But if Monning was unsure which option Californians would prefer in the absence of a federal individual mandate, he had no doubt they would choose one of them.

“The underlying commitment is that California will move forward to implement health reform no matter what the position of the Supreme Court,” he said.

Meanwhile, Rhode Island Lt. Gov. Elizabeth Roberts isn’t sure her state would even need to take action if the court were to throw out the individual mandate.

Rhode Island already prohibits insurers from refusing to cover people with pre­existing conditions and also curbs variation in rates, Roberts said. But though the cost of plans available for purchase by individuals is high in Rhode Island, Roberts argued that this is mostly the result of the same factors driving up prices nationwide.

“So a state-level mandate would not be my first step,” she said. “I would first see how successful we could be without it.”

Roberts said the law’s main benefit to Rhode Island will come from other provisions, such as the federal subsidies to help moderate-income workers buy plans, and the extra federal dollars to extend Medicaid to more low-income people.

Of course, those federal funds would disappear if the court were to overturn the law in its entirety.

“That’s what I call the nuclear option. I don’t even want to think about it,” said Ed Hernandez (D), who chairs the California state Senate’s Committee on Health.

“We might still want to move forward with our exchange. But the problem is without the federal subsidies, we’re going to have a much more difficult time providing health care for our most vulnerable populations.”

Peter Lee, executive director of California’s exchange, echoed that concern — pointing to a failed attempt by the state to create an exchange-like insurance pool for small businesses in 1992 without the subsidies for low-income consumers or market regulations in the federal health-care law.

By 2006, “it ended up falling apart,” said Lee, who was the pool’s final chief executive. “Exchanges must have those components to be game-changers.”

Loss of federal money

Also gone would be the federal funding the law provides to help states set up the exchanges, including money for technological systems to handle enrollment, and staff to vet insurance plans.

That could be a challenge for California — where the legislature has already adopted a law prohibiting the state from spending its own funds on the exchange and officials are grappling with a budget shortfall of at least $16.5 billion.

California has already received more than $41 million, but Lee said the state will probably need to apply for a final “level two” grant.

Maryland, which has been awarded more than $34 billion so far, will probably be submitting its application for level two funding by the end of next month.
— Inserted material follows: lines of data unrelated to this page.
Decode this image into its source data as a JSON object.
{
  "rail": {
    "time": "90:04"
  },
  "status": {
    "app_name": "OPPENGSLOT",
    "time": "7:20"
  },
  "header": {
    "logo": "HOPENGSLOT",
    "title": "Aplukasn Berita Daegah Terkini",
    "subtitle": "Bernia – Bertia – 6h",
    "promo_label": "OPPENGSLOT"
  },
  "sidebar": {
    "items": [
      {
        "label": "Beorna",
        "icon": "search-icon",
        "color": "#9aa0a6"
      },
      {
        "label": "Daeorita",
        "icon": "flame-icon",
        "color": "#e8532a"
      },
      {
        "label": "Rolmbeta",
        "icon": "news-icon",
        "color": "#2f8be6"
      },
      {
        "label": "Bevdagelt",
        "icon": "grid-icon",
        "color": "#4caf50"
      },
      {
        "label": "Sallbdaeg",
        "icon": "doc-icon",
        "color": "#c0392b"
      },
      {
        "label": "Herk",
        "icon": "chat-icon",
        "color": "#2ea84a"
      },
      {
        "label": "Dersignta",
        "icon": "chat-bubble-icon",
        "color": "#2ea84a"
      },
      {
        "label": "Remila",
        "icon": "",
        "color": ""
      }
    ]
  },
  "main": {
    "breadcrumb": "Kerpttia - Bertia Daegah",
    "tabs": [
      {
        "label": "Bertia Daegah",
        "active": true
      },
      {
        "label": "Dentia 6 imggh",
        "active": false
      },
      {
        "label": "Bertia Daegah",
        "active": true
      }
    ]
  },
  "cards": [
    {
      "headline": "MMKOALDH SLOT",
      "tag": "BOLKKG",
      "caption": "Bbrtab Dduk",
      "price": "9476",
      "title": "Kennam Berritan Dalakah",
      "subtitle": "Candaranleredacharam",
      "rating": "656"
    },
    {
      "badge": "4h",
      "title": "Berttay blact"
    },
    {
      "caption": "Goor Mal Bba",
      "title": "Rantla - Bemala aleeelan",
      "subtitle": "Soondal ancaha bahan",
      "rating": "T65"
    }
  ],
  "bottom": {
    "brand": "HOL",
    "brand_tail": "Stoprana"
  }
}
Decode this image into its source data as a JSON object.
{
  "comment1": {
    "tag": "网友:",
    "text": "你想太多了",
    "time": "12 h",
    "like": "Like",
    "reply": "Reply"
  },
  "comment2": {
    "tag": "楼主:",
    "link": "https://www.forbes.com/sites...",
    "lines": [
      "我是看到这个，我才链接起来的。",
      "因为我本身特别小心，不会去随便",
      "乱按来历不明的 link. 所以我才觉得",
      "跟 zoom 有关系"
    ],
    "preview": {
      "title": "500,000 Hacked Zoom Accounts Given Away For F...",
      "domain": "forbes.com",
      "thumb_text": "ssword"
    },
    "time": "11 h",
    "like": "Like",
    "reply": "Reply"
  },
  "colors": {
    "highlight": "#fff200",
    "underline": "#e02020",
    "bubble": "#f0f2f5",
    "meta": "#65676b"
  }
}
Could the state afford to proceed without that money?

“That’s not a question we can answer,” Sharfstein said. “We’d have to look at everything.”

By contrast, Rhode Island is one of two states — along with Washington — that have already received a level two grant, for a grand total of about $65 million, not including a $35.6 million “early innovator” grant it is sharing with four other states.

Roberts said she assumes that even if the law were overturned, states would not be required to give the funding back.

“We already have the resources to build our exchange, so we will go ahead and do that for our citizens,” she said.

While the loss of federal subsidies to help people buy insurance would be a “big problem,” Roberts said, “I still see a real value of the exchange for small businesses.”

“For them, a lot of this is about opening up options in the market, pushing insurers for innovative products such as a young-adult plan, and an exchange can do that even without the subsidies. . . . We’re saying to insurers, we’re going to set some standards and we’re looking for innovation in these areas, and if you want to sell insurance through us, here are the rules of the game.”